Faculty

e.g. "Tuba"

Richard Boulanger

rboulanger@berklee.edu | 617 747-2485

"For me, music is a medium through which the inner spiritual essence of all things is revealed and shared. Compositionally, I am interested in extending the voice of the traditional performer through technological means to produce a music that connects with the past, lives in the present and speaks to the future. Educationally, I am interested in helping students see technology as the most powerful instrument for the exploration, discovery, and realization of their essential musical nature—their inner voice."

Dan Bowden

Professor, Guitar
Also affiliated with: Berklee Online
dbowden@berklee.edu | 617 747-8124

"What draws students to my private lesson studio are the instrumental labs that I develop, which deal with acoustic blues, slide guitar, and bottleneck guitar. An important goal of mine has been to expand on what would be the typical blues education—trying to round out the blues students we have playing modern electric blues style by imparting some historical perspective along with traditional blues skills that are still viable in today's music, when you look at Eric Clapton, Derek Trucks, Taj Mahal, or people like Keb' Mo'."

 

Joanne Brackeen

Professor, Piano
jbrackeen@berklee.edu | 617 747-8345

"I always ask my students what their favorite piano players are and what their goals are. The school has goals for them, too, but almost everyone has some personal goals. Use the visualization of what's inside you and let that bloom. That provides everything."

James Bradford

Assistant Professor, Liberal Arts
jtbradford@berklee.edu | 617 747-6334

“As a historian, I try to get students to use primary sources. I encourage discussion and debate in the classroom, but I also try to keep it lighthearted and make students feel comfortable in discussing issues.”

Fernando Brandao

Associate Professor, Ensemble
fbrandao@berklee.edu | 617 747-8379

"The most important thing I want for my students is musicality in playing whatever they want to play: expression with rhythm, with pulse, and with movement. To make a beautiful sound, it doesn't need to be one kind of sound, but it does need to be expressive.

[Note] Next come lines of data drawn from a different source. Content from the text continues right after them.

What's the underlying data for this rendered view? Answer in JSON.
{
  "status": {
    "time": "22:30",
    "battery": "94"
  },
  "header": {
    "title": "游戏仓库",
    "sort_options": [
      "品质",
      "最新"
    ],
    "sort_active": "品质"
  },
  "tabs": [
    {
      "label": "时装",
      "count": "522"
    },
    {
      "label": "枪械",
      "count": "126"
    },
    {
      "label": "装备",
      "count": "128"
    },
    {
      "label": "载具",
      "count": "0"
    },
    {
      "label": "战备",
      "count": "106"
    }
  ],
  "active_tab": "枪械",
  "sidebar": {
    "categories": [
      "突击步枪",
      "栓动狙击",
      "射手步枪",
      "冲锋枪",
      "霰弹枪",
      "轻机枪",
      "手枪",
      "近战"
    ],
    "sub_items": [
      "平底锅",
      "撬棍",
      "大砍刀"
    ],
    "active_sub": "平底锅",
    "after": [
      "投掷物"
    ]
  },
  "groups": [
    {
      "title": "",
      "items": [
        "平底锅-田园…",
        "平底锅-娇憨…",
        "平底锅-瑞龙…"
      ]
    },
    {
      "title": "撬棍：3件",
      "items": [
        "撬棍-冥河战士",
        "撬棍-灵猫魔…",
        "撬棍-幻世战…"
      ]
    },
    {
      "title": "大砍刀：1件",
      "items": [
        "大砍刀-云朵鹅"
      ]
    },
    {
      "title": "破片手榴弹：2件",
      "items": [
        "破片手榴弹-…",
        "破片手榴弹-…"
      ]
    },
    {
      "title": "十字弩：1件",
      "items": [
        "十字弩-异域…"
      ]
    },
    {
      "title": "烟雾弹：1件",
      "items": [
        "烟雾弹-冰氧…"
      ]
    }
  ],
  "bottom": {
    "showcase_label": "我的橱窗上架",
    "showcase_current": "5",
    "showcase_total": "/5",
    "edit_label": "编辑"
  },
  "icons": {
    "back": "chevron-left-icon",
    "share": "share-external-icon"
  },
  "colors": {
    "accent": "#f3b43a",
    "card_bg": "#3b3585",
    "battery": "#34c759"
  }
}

I also want them to be aware of the culture, to be aware of what they're playing, and feel confidence in it. I try to make students aware—without being self-conscious—of how their body works with the instrument when they're performing."

Ross Bresler

Professor, Liberal Arts
rbresler@berklee.edu | 617 747-2799

"Art history is a required course at Berklee, and it's just human nature for students—who are here to study music—to wonder how it's relevant to them. But within a week or two they start to realize that at the core of it, what all these people were doing—whether thousands of years ago or just last week—is exactly what they're doing now: figuring out how to channel their passion and curiosity into creating something."

Michael Brigida

mbrigida@berklee.edu | 617 747-8127

"The technology changes; the concepts do not change. The foundational concepts do not change, but it’s easy to bypass those concepts and get on to the great sounds. It’s easy to go up to a synthesizer and have a lot of fun with it and come away really not knowing what you just did. If you do that, it’s a problem later on. That’s why we’re trying to teach the fundamentals, even though the technology is new every second."

Sarah Brindell

Also affiliated with: Berklee Online
sbrindell@berklee.edu | 617 747-2745

"I tell my entry-level students in Contemporary Writing and Production that we'll progress very quickly from 'this is a quarter note' to composing an entire score. I encourage students to bring in the music they love, and we learn how to write it. I have a really eclectic international mix of students with lots of different musical tastes and backgrounds. That's one of my favorite things about the class—it's really fun to delve into so many different styles of music."

Sharon Broadley-Martin

Also affiliated with: Berklee Online

"Writing and singing, singing and writing—these are things I've done since I was very young. Now I teach vocal writing in the Contemporary Writing and Production Department. Here is the perfect place to give my students, many of whom are primarily instrumentalists, the inside scoop on writing and arranging for vocalists and vocal ensembles."

Sharon Brown

Associate Professor, Voice
Also affiliated with: Berklee Online
sbrown@berklee.edu | 617 747-8128

"I want students to be as free, as open, and as honest as possible so that I can see their true performance rather than something they're putting on. But finding your individual style is a natural part of growth. Our job is to wean students away from the radio in their head and foster their own talent. But I think it's a process, rather than simply saying, 'Don't try to sound so much like so-and-so.'"